- Ultralight backpacking – a philosophy of backpacking which advocates carrying minimal equipment
- Freehiking – nude hiking; also hiking off-trail
- Heli Hiking – using helicopters to access otherwise inaccessible areas
- Hillwalking – a British term for hiking in hills or mountains
- Llama hiking
- Nordic Walking – fitness walking with poles
- Scrambling – “non-technical” rock climbing or mountaineering, or “technical” hiking
- Thru-hiking – hiking a trail from end to end in one continuous hike (people may end to end a trail, but in section hikes)
- Walking tour – similar to backpacking
- Waterfalling – aka waterfall hunting and waterfall hiking, is hiking with the purpose of finding and enjoying waterfalls
[restab title=”Mountain Trekking”]
A trek is a long, adventurous journey undertaken on foot in areas where common means of transport are generally not available. Trekking should not be confused with mountaineering. In North America the equivalent is backpacking, while New Zealanders use the word tramping.
Trekking in the Himalayas:
The Himalayan routes are famous for attracting a large number of trekkers. Typical trekking regions in Nepal are Annapurna, Dolpo, Langtang, Manaslu, Kangchenjunga Mount Everest. Other popular trekking routes in India include Chandra Taal, Gomukh, Hemkund, Kafni Glacier, Kailash-Manasarovar, Kedarnath, Kedartal, Milam Glacier, Nanda Devi Sanctuary, Pindari Glacier,Richenpong, Roopkund, Sar Pass, Satopanth Tal, Saurkundi Pass, Singalila Ridge, and Valley of Flowers.
Trekking Holidays in Nepal:
You don’t have to be an Olympic athlete to tackle the Himalayas. Nor do you need any special experience. Trekking is just walking, and anyone who is moderately fit and has a sense of adventure will enjoy hiking and trekking in Nepal. The range of treks varies from a short gentle hikes through terraced foothills to lengthy expeditions to mount Everest’s summit. Whatever your level of fitness or experience, you’ll find an adventure of life time that is waiting for you in Nepal.
[restab title=”Bungee jumping”]

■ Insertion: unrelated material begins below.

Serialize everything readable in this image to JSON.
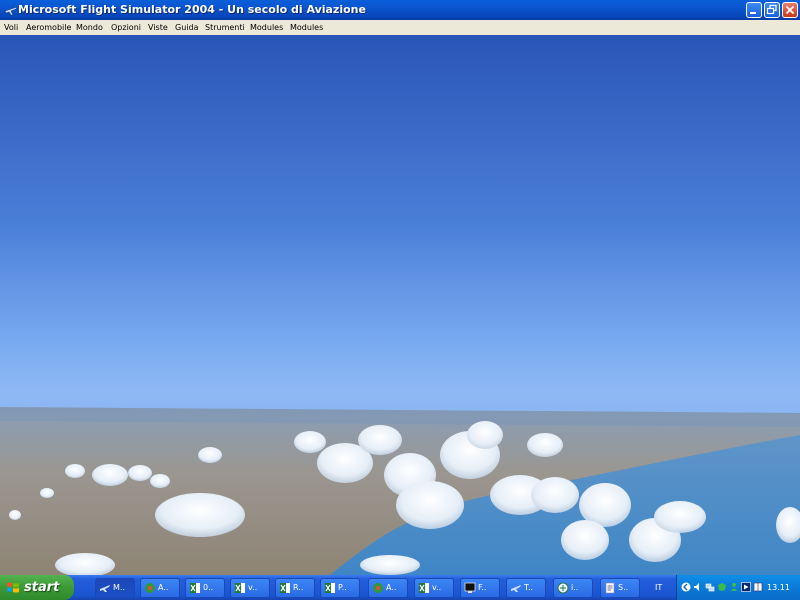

Bungee jumping is an activity that involves jumping from a tall structure while connected to a large elastic cord. The tall structure is usually a fixed object, such as a building, bridge or crane; but it is also possible to jump from a movable object, such as a hot-air-balloon or helicopter, that has the ability to hover above the ground. The thrill comes from the free-falling and the rebound.When the person jumps, the cord stretches and the jumper flies upwards again as the cord recoils, and continues to oscillate up and down until all the kinetic energy is dissipated.

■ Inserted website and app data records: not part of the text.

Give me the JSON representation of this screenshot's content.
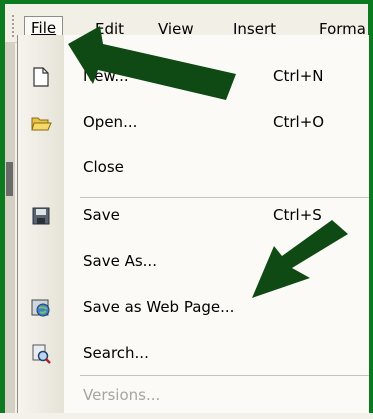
{
  "menubar": {
    "file": "File",
    "edit": "Edit",
    "view": "View",
    "insert": "Insert",
    "format": "Forma"
  },
  "file_menu": {
    "items": [
      {
        "label": "New...",
        "shortcut": "Ctrl+N",
        "icon": "new-document-icon"
      },
      {
        "label": "Open...",
        "shortcut": "Ctrl+O",
        "icon": "open-folder-icon"
      },
      {
        "label": "Close",
        "shortcut": "",
        "icon": ""
      },
      {
        "label": "Save",
        "shortcut": "Ctrl+S",
        "icon": "save-disk-icon"
      },
      {
        "label": "Save As...",
        "shortcut": "",
        "icon": ""
      },
      {
        "label": "Save as Web Page...",
        "shortcut": "",
        "icon": "web-page-icon"
      },
      {
        "label": "Search...",
        "shortcut": "",
        "icon": "search-icon"
      },
      {
        "label": "Versions...",
        "shortcut": "",
        "icon": "",
        "disabled": true
      }
    ]
  },
  "colors": {
    "frame": "#0c7a1e",
    "arrow": "#0f4a14",
    "menu_bg": "#fbfaf6",
    "disabled_text": "#a7a59e"
  }
}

In popular culture:
Several major movies have featured bungee jumps, most famously the opening sequence of the 1995 James Bond film GoldenEye in which Bond makes a jump over the edge of a dam in Russia (in reality the dam is in Switzerland: Verzasca Dam, and the jump was genuine, not an animated special effect). The jump in the dam later makes an appearance as a Roadblock task in the 14th season of the reality competition series The Amazing Race.In the medical drama television series Scrubs episode “My first step”, characters John Dorian and Elliot Reid bungee jump after he realizes he doesn’t take risks often enough.

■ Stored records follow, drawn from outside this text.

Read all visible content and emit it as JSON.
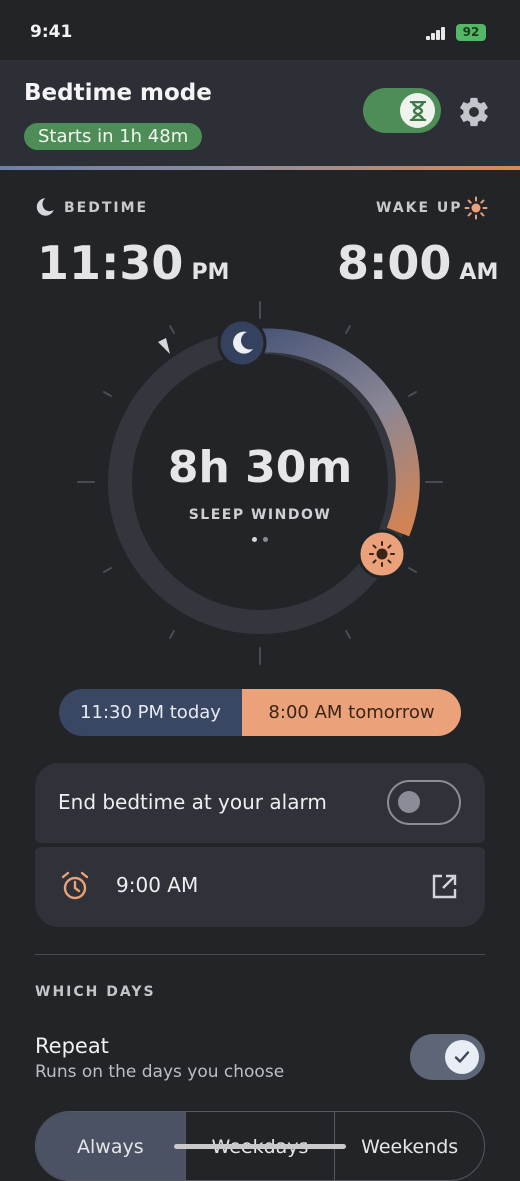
{
  "status_bar": {
    "time": "9:41",
    "battery": "92"
  },
  "header": {
    "title": "Bedtime mode",
    "starts_in": "Starts in 1h 48m"
  },
  "schedule": {
    "bedtime_label": "BEDTIME",
    "wakeup_label": "WAKE UP",
    "bedtime": "11:30",
    "bedtime_ampm": "PM",
    "wakeup": "8:00",
    "wakeup_ampm": "AM"
  },
  "dial": {
    "duration": "8h 30m",
    "caption": "SLEEP WINDOW"
  },
  "range": {
    "start": "11:30 PM today",
    "end": "8:00 AM tomorrow"
  },
  "alarm_card": {
    "end_label": "End bedtime at your alarm",
    "alarm_time": "9:00 AM"
  },
  "days": {
    "section_title": "WHICH DAYS",
    "repeat_title": "Repeat",
    "repeat_subtitle": "Runs on the days you choose",
    "options": [
      "Always",
      "Weekdays",
      "Weekends"
    ]
  },
  "colors": {
    "accent_green": "#4f8d58",
    "night": "#3a4763",
    "day": "#eba27a"
  }
}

Bungy in the 1970s
Inspired by the ritual practiced on Pentecost Island, a group of people based around the Oxford University formed a Oxford University Dangerous Sports Club to try a few experimental jumps in 1970s. They pioneered the Extreme Sports.
Modern Day Commercial Bungy:
The present day popularity of the Bungy owes its success to A. J. Hackett who shot to fame by Jumping off the Eiffel Tower in Paris. He then opened the world’s first commercial bungy operation at the Kawaru Bridge, Queenstown, New Zealand in 1988. At a height of 43 mtrs it is also the most popular bungy in the world today. Since then bungy of different heights have opened up in many countries.